It is Wednesday morning and I find myself waking up in Hong Kong, overlooking the harbour. Just a few days ago I was in Delhi, where we had a weekend exhibition of highlights from our upcoming second auction in India. In a few days I will be back in Mumbai, in one of my favourite places to stay, the Taj Mahal Palace, the venue for our auction on December 11th. When I am there, the hours will be swallowed up by a constant stream of visitors -- friends and collectors, some of whom have flown in from around India for the auction or to take a look at the works before deciding to bid remotely. I will spend the long days between Tuesday and Thursday of next week doing what I love the most -- talking about art with those who share my passion, both clients and colleagues.
But it can't all be work! I will take time to meet close friends in Mumbai and there is always the chance of happening upon or being invited to something completely unexpected, as always happens when traveling. Work won't stop in between as I battle with my new iPhone, whose keypad remains a challenge; my personal, and failing, Blackberry Bold; and my Indian Nokia mobile.

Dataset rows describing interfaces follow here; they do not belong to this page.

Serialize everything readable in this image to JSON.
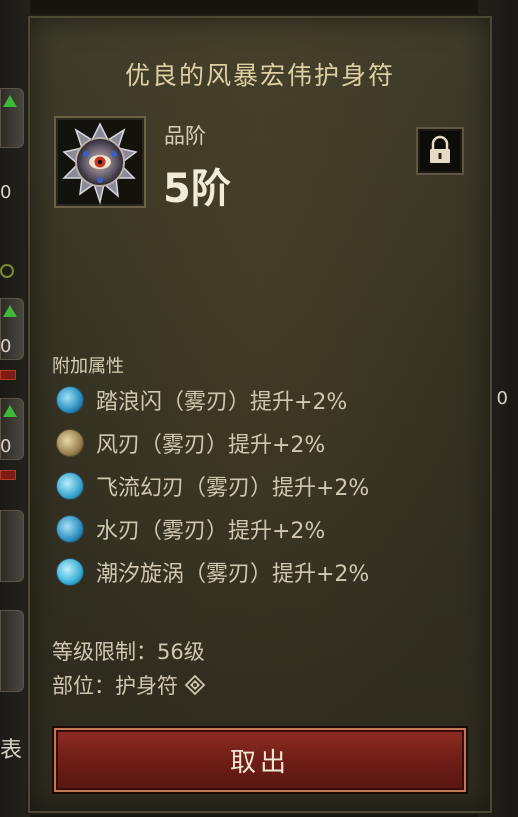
{
  "tooltip": {
    "title": "优良的风暴宏伟护身符",
    "item_icon": "amulet-icon",
    "grade_label": "品阶",
    "grade_value": "5阶",
    "lock_icon": "lock-icon",
    "section_label": "附加属性",
    "attributes": [
      {
        "icon": "skill-wave-dash-icon",
        "text": "踏浪闪（雾刃）提升+2%"
      },
      {
        "icon": "skill-wind-blade-icon",
        "text": "风刃（雾刃）提升+2%"
      },
      {
        "icon": "skill-flowing-blade-icon",
        "text": "飞流幻刃（雾刃）提升+2%"
      },
      {
        "icon": "skill-water-blade-icon",
        "text": "水刃（雾刃）提升+2%"
      },
      {
        "icon": "skill-tide-vortex-icon",
        "text": "潮汐旋涡（雾刃）提升+2%"
      }
    ],
    "level_req": "等级限制：56级",
    "slot": "部位：护身符",
    "slot_icon": "amulet-slot-icon",
    "take_button": "取出"
  },
  "background": {
    "left_values": [
      "0",
      "0",
      "0"
    ],
    "left_text": "表",
    "right_values": [
      "0"
    ]
  },
  "colors": {
    "panel": "#3a3726",
    "title": "#ddd0a3",
    "button": "#7a241b",
    "text": "#cfc7b0"
  }
}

These few days pass so fast and it is essential we take the opportunity of seeing as much as we can on the ground -- museums, galleries, private collections and new art spaces -- as well as managing the administration that makes the auction possible, such as registering clients to bid, providing them with information on tax, insurance and shipping, and every other aspect of the potential transaction.
By default I am always up early -- over Christmas I will catch up on sleep. My work involves looking after clients and they are based all over the world. When I am in Hong Kong or India, first of all I take care of overnight requests from America and then the emails from London, from colleagues and clients, which start pinging with frightening speed throughout the afternoon and into the night. Ours is a business that never sleeps -- auctions are constantly taking place in salerooms on three continents. The requests from clients are mostly condition reports, advice on works of art and appropriate bidding levels, and queries from first-time bidders or from those wanting to come along to view the works at the last minute. As a team we had much to learn last year about conducting an auction in a new environment: from making sure that everyone was fully conversant with lakhs and crores, to understanding the regulatory environment for registering new accounts and setting up bids. A massive administrative set-up was co-ordinated by colleagues both in the Mumbai office, the Dubai office and the rest of the world. Christie's on tour is a testament to the professionals who make it all happen, and we are doing it all again next week in India.
This year, as it is our second auction, the nerves will not be quite so high, as at least we know what to expect. a little adrenalin is not a bad thing; it is inevitable when we have worked so hard to put the sale together. It is all too easy to become so distracted by all the activity that you forget the reason we are all here and can attract the world's leading collectors to join us: the art itself. There are many frenetic moments -- handling the three phones around the clock -- but in between are the silent times when everyone is gone and when the exhibition space is just for me and I have a chance to linger in front of pictures that soon will disappear into private collections.